Q. How do you keep a fleet of 54 scrapers with an average age of 30,000 hours reliable and productive, and operating in a competitive cost range?
A. "Our average scraper is a little older than we'd like right now, but we do tend to keep them longer than the rest of our fleet because of their up-front cost," says Dave Torkelson, vice president of equipment at TARCO. "We roll in engine main bearings at 8,000 to 10,000 hours and rebearing and reseal turbochargers every 5,000 hours or so. At about 25,000 hours, we expect to do a frame-up rebuild on most scrapers."
Long life expectancies are common throughout TARCO's fleet, but they really stretch scrapers because of their durable frames and relatively stable technology. Torkelson upgrades excavators and wheel loaders more frequently, in large part because new models deliver greater production advantages. Average age of these lower-cost machines is about 12,000 hours.
The scraper fleet's average age drifted beyond Tarco's 11-year target during the busy 1990s. The firm bought some used machines based on conservative estimates of the boom's length.
"After living through the '80s," Torkelson says, "we were asking: 'how long will it last this time? Two years, maybe three?' It ended up lasting 10 years. In retrospect, we probably should have bought more equipment new, but we never could have anticipated that business would be so good for so long."

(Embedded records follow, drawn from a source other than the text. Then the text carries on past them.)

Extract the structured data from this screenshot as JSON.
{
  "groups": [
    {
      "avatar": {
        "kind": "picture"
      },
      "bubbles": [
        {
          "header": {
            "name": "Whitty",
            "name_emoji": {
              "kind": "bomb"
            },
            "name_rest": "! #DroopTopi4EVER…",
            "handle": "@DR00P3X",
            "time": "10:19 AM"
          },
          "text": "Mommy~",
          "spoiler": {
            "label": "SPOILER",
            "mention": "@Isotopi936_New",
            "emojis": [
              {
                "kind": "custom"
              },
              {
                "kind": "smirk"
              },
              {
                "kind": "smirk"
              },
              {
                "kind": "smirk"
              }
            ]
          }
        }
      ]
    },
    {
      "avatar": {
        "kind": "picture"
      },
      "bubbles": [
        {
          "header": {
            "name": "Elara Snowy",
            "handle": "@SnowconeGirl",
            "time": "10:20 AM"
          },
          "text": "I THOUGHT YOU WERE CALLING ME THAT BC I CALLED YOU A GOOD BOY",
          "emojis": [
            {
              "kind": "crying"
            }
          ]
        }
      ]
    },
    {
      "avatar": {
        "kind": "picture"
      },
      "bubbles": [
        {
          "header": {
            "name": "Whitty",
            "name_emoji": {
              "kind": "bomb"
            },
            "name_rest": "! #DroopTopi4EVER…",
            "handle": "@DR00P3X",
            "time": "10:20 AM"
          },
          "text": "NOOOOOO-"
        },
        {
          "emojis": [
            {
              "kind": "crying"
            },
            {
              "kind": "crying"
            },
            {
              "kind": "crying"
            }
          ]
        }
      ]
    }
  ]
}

Older machines challenge the TARCO shop only in large quantity. The equipment division is staffed and equipped to handle all kinds of component repair and rebuild, but there was more service work during the peak of the economic cycle than they could handle. Their goal is to maintain support capacity to do 95 percent of their service and repair work.

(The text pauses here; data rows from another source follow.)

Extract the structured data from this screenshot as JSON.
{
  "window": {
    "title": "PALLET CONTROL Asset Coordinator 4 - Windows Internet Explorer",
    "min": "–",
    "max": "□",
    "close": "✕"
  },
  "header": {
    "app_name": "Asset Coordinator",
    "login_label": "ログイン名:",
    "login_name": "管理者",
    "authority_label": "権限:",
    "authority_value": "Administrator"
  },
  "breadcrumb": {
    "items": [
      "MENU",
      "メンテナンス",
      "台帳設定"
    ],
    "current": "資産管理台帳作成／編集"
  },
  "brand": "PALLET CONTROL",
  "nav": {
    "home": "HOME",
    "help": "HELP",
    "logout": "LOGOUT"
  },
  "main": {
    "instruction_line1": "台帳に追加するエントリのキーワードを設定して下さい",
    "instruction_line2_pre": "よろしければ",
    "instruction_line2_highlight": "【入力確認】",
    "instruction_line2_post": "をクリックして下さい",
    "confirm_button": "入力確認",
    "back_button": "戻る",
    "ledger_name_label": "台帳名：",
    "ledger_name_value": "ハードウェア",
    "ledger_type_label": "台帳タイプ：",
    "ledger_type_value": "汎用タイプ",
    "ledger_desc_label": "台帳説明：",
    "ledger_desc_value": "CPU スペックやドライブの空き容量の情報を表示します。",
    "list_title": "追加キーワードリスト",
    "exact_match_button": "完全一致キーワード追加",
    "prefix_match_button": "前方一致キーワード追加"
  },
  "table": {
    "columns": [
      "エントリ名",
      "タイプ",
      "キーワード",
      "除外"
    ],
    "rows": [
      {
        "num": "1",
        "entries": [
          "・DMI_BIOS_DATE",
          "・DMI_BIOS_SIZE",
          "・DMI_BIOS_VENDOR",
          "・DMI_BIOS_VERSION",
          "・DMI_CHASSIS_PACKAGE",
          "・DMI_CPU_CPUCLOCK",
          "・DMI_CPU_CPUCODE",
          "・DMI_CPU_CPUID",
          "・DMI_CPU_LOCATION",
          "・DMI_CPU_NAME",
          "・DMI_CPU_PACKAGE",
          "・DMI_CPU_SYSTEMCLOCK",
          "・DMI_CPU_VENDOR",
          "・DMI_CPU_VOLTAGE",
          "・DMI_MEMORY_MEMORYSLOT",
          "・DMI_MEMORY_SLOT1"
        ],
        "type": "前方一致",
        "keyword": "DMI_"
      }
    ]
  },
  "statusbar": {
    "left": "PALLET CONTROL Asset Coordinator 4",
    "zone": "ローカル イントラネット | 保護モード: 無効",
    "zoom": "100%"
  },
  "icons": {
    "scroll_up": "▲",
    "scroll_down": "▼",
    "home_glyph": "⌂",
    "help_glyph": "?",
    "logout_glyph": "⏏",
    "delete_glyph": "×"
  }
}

"We're beyond that now," Torkelson says. Even with equipment hours down about 15 percent since the first of the year, he is sending more service work to local dealers than fits TARCO's do-it-yourself model.
"Maintenance operations have grown 20 to 25 percent in the past 10 years, but the equipment fleet has doubled," Torkelson explains. "Production has been growing 10 percent each year since about the time I came to work here in 1989."
As fleet growth outstripped the equipment division's support capacity, Torkelson has learned to make judicious use of dealer support. For example, when there's need for electronic diagnostic work in the field, he'll often call the dealer in to troubleshoot.
"They usually send out the tech van on newer electronic stuff to hook up a laptop in the field, anyway. Then they'll send out a mechanic's truck to fix the problem," he says. "Rather than pay them double for travel time, we'll handle the repair ourselves. If I don't have a guy available, we can always leave the repair to them, too."
The hardest pill to swallow is paying a service labor rate that is nearly double their own. Torkelson has cultivated his own mechanics' specialized expertise to keep his fully burdened rate well below retail. Relying too heavily on outside service labor unsettles the firm's cost structure, but it has become necessary.
"Because we own so much iron, I don't have enough people on staff to do 2,000-hour inspections and service on all of our scrapers," he says. "So I keep one scraper on 2,000-hour service going in our shop at all times, and we usually have one in the Cat dealer's shop. It has taken me almost two years to get through the entire scraper fleet, and it's time to start over again. There's always at least one scraper in the shop getting a frame-up rebuild, too."
Torkelson says his technicians are among the best scraper mechanics in the business, thanks to rebuilding so many different models. Few dealers can match their expertise with older machines.
"We send our newest machines to the dealer for 2,000-hour inspections and, when our spec shop is full, we send the newest components that need to be rebuilt," Torkelson says. "We're willing to take a chance and fix some things, whereas the dealer is primarily changing parts. Inevitably, parts costs on a given job will be 20 to 40 percent higher when the dealer does it.
"His people are working on the machine to make money. My people are just fixing the iron so we can get it back out on the job and be productive."
TARCO spends an average of $320,000 repairing and rebuilding a scraper over its 50,000-hour life span. Torkelson considers it a reasonable investment, compared to replacing units at more than $900,000 each. Yet maintaining the economic advantage of older scrapers requires careful balancing. He watches costs and utilization, using the equipment-management module of the firm's software package from Computer Guidance Corp. to be sure machines don't stray too far above the average repair cost, and that they remain reliable.
TARCO scrapers averaged 2,000 hours per year over the past 10 years, so there's little room for downtime. The oldest scraper in the fleet, a 1976 model Cat 633C, is an example of the firm's ability to keep older machines productive.
"It's the first machine the company ever bought brand new, and it has only had one operator since 1976," Torkelson says. "He's getting close to retiring, and he came into my office the other day and said, 'I want to see the operating costs and production numbers on that machine.' That unit has 59,900 hours on it, and it's one of our lowest costs per hour."